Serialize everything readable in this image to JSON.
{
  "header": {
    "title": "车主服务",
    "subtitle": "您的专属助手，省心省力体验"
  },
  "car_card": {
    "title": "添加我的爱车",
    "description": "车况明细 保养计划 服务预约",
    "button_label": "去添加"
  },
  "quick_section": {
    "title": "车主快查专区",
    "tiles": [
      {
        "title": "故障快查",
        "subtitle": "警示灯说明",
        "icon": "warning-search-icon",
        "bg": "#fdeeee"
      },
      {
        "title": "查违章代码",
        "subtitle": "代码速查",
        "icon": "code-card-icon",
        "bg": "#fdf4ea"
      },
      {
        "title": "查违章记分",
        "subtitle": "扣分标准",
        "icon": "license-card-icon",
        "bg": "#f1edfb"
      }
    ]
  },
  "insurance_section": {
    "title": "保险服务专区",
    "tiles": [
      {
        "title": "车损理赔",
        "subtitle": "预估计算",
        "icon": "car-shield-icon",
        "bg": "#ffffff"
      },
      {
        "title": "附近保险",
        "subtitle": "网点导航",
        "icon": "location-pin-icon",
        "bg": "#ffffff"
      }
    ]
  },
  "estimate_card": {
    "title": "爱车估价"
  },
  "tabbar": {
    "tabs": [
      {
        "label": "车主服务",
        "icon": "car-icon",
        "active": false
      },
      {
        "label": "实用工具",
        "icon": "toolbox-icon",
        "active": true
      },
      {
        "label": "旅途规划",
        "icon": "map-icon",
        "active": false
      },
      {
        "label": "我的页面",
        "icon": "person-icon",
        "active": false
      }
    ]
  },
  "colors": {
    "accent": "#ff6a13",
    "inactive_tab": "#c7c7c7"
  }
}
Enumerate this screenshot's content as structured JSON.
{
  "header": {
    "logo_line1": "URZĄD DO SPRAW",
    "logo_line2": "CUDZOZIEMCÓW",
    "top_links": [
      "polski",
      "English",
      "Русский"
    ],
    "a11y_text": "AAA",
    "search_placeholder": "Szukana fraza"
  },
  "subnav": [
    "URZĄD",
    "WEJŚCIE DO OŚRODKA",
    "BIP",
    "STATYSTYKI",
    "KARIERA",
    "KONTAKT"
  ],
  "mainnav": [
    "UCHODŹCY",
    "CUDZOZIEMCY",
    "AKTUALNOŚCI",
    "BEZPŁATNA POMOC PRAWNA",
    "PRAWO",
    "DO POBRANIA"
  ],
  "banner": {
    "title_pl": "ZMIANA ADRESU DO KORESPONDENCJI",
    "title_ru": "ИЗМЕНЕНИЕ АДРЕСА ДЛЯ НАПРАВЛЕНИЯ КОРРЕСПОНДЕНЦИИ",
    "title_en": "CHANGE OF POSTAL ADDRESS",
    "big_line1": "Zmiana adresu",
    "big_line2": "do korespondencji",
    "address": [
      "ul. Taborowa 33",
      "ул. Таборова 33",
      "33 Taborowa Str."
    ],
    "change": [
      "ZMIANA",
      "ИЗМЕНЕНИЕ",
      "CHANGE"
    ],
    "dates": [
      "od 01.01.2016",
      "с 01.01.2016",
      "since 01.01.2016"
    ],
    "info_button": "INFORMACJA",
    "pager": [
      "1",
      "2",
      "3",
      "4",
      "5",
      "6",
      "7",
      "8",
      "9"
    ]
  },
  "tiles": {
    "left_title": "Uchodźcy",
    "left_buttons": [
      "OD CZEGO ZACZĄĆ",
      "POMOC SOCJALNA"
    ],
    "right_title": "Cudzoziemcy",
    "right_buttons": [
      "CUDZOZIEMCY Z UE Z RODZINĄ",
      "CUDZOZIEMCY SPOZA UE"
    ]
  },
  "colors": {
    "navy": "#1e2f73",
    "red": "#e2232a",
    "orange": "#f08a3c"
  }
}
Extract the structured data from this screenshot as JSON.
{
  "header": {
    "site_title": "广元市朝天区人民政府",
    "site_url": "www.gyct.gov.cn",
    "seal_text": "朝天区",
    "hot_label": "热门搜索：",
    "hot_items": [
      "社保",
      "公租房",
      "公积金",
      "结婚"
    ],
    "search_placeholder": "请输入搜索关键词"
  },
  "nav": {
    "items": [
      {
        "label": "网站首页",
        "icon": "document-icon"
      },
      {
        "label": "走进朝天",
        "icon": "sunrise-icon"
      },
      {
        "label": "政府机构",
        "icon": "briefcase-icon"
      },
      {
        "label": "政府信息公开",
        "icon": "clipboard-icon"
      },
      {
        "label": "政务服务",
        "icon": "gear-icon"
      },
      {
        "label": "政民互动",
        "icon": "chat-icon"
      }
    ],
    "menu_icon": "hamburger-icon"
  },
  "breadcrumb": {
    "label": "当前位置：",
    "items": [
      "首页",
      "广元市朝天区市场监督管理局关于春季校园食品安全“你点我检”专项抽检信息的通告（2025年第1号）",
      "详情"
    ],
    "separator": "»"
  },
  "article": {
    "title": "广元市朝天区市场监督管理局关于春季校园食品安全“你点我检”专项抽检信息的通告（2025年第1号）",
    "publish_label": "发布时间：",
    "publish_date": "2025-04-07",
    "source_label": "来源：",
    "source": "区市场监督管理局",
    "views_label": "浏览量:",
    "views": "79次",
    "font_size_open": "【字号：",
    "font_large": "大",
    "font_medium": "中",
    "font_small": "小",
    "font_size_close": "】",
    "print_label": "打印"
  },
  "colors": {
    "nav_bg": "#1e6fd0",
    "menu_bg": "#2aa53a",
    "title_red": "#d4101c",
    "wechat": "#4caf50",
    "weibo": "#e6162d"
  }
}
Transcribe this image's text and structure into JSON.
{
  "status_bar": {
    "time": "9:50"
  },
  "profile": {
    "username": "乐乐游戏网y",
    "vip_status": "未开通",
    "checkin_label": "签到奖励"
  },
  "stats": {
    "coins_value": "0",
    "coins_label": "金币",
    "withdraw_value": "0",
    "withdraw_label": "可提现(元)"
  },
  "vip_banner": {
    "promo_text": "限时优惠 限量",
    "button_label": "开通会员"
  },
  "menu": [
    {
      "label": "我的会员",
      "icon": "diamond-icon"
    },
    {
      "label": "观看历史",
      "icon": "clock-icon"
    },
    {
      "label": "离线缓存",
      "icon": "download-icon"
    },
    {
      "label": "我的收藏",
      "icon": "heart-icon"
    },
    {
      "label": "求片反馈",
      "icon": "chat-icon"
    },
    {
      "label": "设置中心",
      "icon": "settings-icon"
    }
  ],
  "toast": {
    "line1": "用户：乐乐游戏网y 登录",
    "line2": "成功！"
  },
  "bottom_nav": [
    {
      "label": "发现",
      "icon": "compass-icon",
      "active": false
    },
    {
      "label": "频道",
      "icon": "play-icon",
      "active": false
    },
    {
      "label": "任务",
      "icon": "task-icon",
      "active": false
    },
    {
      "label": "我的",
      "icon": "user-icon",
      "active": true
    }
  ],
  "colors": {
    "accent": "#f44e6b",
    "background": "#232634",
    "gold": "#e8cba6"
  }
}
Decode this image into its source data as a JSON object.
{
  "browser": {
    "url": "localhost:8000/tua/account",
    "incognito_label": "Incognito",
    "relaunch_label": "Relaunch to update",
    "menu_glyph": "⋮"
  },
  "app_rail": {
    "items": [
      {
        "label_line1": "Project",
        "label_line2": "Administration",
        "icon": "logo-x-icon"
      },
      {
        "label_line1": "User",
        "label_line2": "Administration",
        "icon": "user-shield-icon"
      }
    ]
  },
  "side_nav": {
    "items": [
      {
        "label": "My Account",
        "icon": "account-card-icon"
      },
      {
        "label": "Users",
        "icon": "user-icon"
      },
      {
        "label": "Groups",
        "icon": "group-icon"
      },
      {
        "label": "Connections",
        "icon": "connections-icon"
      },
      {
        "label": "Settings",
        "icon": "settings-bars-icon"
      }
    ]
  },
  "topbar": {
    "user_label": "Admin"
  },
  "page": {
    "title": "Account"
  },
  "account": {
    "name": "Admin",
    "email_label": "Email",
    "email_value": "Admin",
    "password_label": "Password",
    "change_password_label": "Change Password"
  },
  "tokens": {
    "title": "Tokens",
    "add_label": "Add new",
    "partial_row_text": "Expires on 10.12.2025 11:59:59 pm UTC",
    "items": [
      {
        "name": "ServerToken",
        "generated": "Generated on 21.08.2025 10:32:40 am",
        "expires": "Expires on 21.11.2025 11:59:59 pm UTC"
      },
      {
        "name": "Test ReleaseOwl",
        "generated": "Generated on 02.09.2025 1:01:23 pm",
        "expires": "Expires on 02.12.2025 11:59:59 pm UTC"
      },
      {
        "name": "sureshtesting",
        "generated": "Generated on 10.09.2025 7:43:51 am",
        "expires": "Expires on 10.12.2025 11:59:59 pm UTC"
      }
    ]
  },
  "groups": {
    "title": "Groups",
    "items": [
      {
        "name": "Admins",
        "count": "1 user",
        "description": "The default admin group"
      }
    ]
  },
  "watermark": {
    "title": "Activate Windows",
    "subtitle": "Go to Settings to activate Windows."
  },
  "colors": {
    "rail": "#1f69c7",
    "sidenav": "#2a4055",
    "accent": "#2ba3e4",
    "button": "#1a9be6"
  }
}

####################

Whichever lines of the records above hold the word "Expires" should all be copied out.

    "partial_row_text": "Expires on 10.12.2025 11:59:59 pm UTC",
        "expires": "Expires on 21.11.2025 11:59:59 pm UTC"
        "expires": "Expires on 02.12.2025 11:59:59 pm UTC"
        "expires": "Expires on 10.12.2025 11:59:59 pm UTC"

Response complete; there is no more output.